Give back every record verbatim, but not the pictures.

[Page and application data records]
◆ ◆ ◆ ◆ ◆
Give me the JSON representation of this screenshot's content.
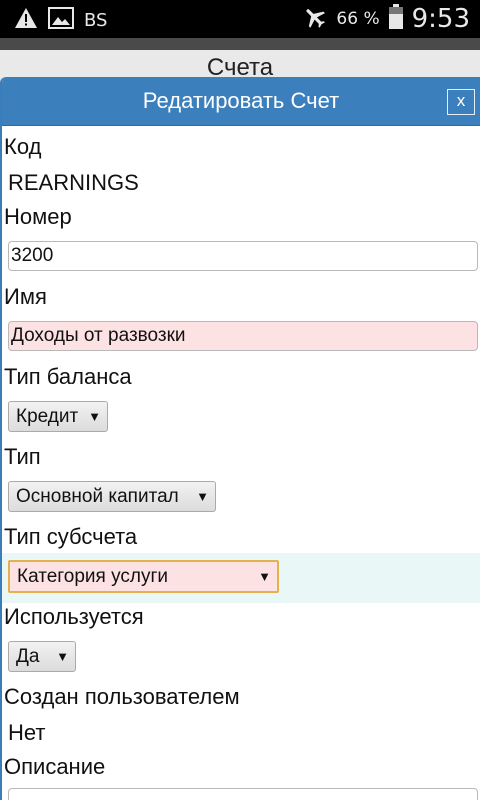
{
  "status_bar": {
    "carrier": "BS",
    "battery_percent": "66 %",
    "time": "9:53",
    "icons": [
      "warning-icon",
      "image-icon",
      "airplane-icon",
      "battery-icon"
    ]
  },
  "page": {
    "title": "Счета"
  },
  "dialog": {
    "title": "Редатировать Счет",
    "close_label": "x",
    "fields": {
      "code": {
        "label": "Код",
        "value": "REARNINGS"
      },
      "number": {
        "label": "Номер",
        "value": "3200"
      },
      "name": {
        "label": "Имя",
        "value": "Доходы от развозки"
      },
      "balance_type": {
        "label": "Тип баланса",
        "value": "Кредит"
      },
      "type": {
        "label": "Тип",
        "value": "Основной капитал"
      },
      "subaccount_type": {
        "label": "Тип субсчета",
        "value": "Категория услуги"
      },
      "in_use": {
        "label": "Используется",
        "value": "Да"
      },
      "user_created": {
        "label": "Создан пользователем",
        "value": "Нет"
      },
      "description": {
        "label": "Описание",
        "value": ""
      }
    }
  },
  "colors": {
    "dialog_header": "#3c7fbd",
    "invalid_field": "#fde2e4",
    "focus_border": "#e4b14b",
    "row_highlight": "#e9f7f7"
  }
}
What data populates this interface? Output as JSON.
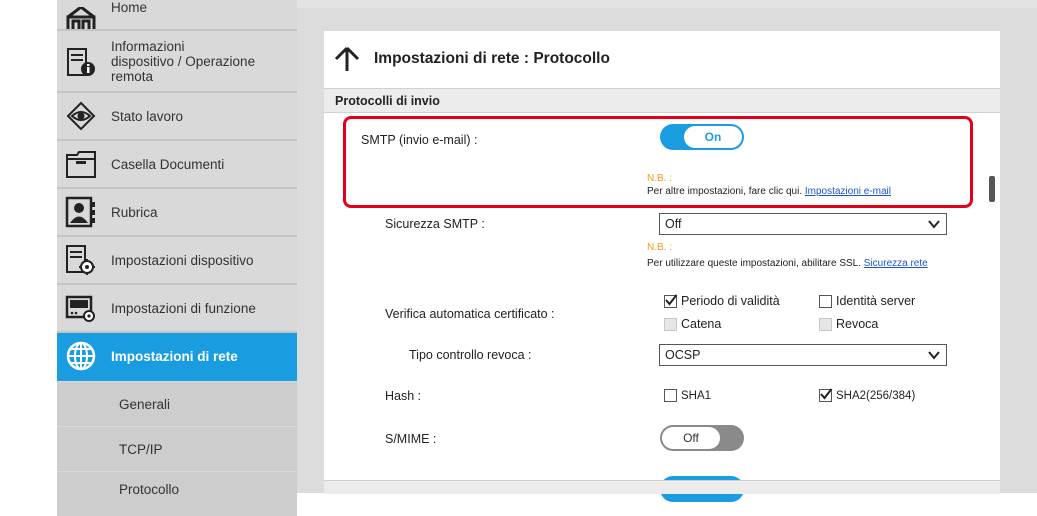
{
  "sidebar": {
    "items": [
      {
        "label": "Home",
        "icon": "home-icon"
      },
      {
        "label": "Informazioni\ndispositivo / Operazione\nremota",
        "icon": "device-info-icon"
      },
      {
        "label": "Stato lavoro",
        "icon": "eye-icon"
      },
      {
        "label": "Casella Documenti",
        "icon": "folder-icon"
      },
      {
        "label": "Rubrica",
        "icon": "address-book-icon"
      },
      {
        "label": "Impostazioni dispositivo",
        "icon": "device-settings-icon"
      },
      {
        "label": "Impostazioni di funzione",
        "icon": "function-settings-icon"
      },
      {
        "label": "Impostazioni di rete",
        "icon": "globe-icon",
        "active": true
      }
    ],
    "subitems": [
      "Generali",
      "TCP/IP",
      "Protocollo"
    ]
  },
  "page": {
    "title": "Impostazioni di rete : Protocollo",
    "section": "Protocolli di invio"
  },
  "smtp": {
    "label": "SMTP (invio e-mail) :",
    "toggle": "On",
    "note_tag": "N.B. :",
    "note_text": "Per altre impostazioni, fare clic qui.",
    "note_link": "Impostazioni e-mail"
  },
  "smtp_security": {
    "label": "Sicurezza SMTP :",
    "value": "Off",
    "note_tag": "N.B. :",
    "note_text": "Per utilizzare queste impostazioni, abilitare SSL.",
    "note_link": "Sicurezza rete"
  },
  "cert_check": {
    "label": "Verifica automatica certificato :",
    "options": [
      {
        "label": "Periodo di validità",
        "checked": true,
        "disabled": false
      },
      {
        "label": "Identità server",
        "checked": false,
        "disabled": false
      },
      {
        "label": "Catena",
        "checked": false,
        "disabled": true
      },
      {
        "label": "Revoca",
        "checked": false,
        "disabled": true
      }
    ]
  },
  "revocation": {
    "label": "Tipo controllo revoca :",
    "value": "OCSP"
  },
  "hash": {
    "label": "Hash :",
    "options": [
      {
        "label": "SHA1",
        "checked": false
      },
      {
        "label": "SHA2(256/384)",
        "checked": true
      }
    ]
  },
  "smime": {
    "label": "S/MIME :",
    "toggle": "Off"
  },
  "colors": {
    "accent": "#1a9de0",
    "highlight": "#e5001a",
    "note": "#f39c12",
    "link": "#1a55cc"
  }
}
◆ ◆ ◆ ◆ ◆
Reply to the task –
Give me the JSON representation of this screenshot's content.
{
  "status_bar": {
    "carrier": "BS",
    "battery_percent": "66 %",
    "time": "9:53",
    "icons": [
      "warning-icon",
      "image-icon",
      "airplane-icon",
      "battery-icon"
    ]
  },
  "page": {
    "title": "Счета"
  },
  "dialog": {
    "title": "Редатировать Счет",
    "close_label": "x",
    "fields": {
      "code": {
        "label": "Код",
        "value": "REARNINGS"
      },
      "number": {
        "label": "Номер",
        "value": "3200"
      },
      "name": {
        "label": "Имя",
        "value": "Доходы от развозки"
      },
      "balance_type": {
        "label": "Тип баланса",
        "value": "Кредит"
      },
      "type": {
        "label": "Тип",
        "value": "Основной капитал"
      },
      "subaccount_type": {
        "label": "Тип субсчета",
        "value": "Категория услуги"
      },
      "in_use": {
        "label": "Используется",
        "value": "Да"
      },
      "user_created": {
        "label": "Создан пользователем",
        "value": "Нет"
      },
      "description": {
        "label": "Описание",
        "value": ""
      }
    }
  },
  "colors": {
    "dialog_header": "#3c7fbd",
    "invalid_field": "#fde2e4",
    "focus_border": "#e4b14b",
    "row_highlight": "#e9f7f7"
  }
}
What data populates this interface? Output as JSON.
{
  "sidebar": {
    "items": [
      {
        "label": "Home",
        "icon": "home-icon"
      },
      {
        "label": "Informazioni\ndispositivo / Operazione\nremota",
        "icon": "device-info-icon"
      },
      {
        "label": "Stato lavoro",
        "icon": "eye-icon"
      },
      {
        "label": "Casella Documenti",
        "icon": "folder-icon"
      },
      {
        "label": "Rubrica",
        "icon": "address-book-icon"
      },
      {
        "label": "Impostazioni dispositivo",
        "icon": "device-settings-icon"
      },
      {
        "label": "Impostazioni di funzione",
        "icon": "function-settings-icon"
      },
      {
        "label": "Impostazioni di rete",
        "icon": "globe-icon",
        "active": true
      }
    ],
    "subitems": [
      "Generali",
      "TCP/IP",
      "Protocollo"
    ]
  },
  "page": {
    "title": "Impostazioni di rete : Protocollo",
    "section": "Protocolli di invio"
  },
  "smtp": {
    "label": "SMTP (invio e-mail) :",
    "toggle": "On",
    "note_tag": "N.B. :",
    "note_text": "Per altre impostazioni, fare clic qui.",
    "note_link": "Impostazioni e-mail"
  },
  "smtp_security": {
    "label": "Sicurezza SMTP :",
    "value": "Off",
    "note_tag": "N.B. :",
    "note_text": "Per utilizzare queste impostazioni, abilitare SSL.",
    "note_link": "Sicurezza rete"
  },
  "cert_check": {
    "label": "Verifica automatica certificato :",
    "options": [
      {
        "label": "Periodo di validità",
        "checked": true,
        "disabled": false
      },
      {
        "label": "Identità server",
        "checked": false,
        "disabled": false
      },
      {
        "label": "Catena",
        "checked": false,
        "disabled": true
      },
      {
        "label": "Revoca",
        "checked": false,
        "disabled": true
      }
    ]
  },
  "revocation": {
    "label": "Tipo controllo revoca :",
    "value": "OCSP"
  },
  "hash": {
    "label": "Hash :",
    "options": [
      {
        "label": "SHA1",
        "checked": false
      },
      {
        "label": "SHA2(256/384)",
        "checked": true
      }
    ]
  },
  "smime": {
    "label": "S/MIME :",
    "toggle": "Off"
  },
  "colors": {
    "accent": "#1a9de0",
    "highlight": "#e5001a",
    "note": "#f39c12",
    "link": "#1a55cc"
  }
}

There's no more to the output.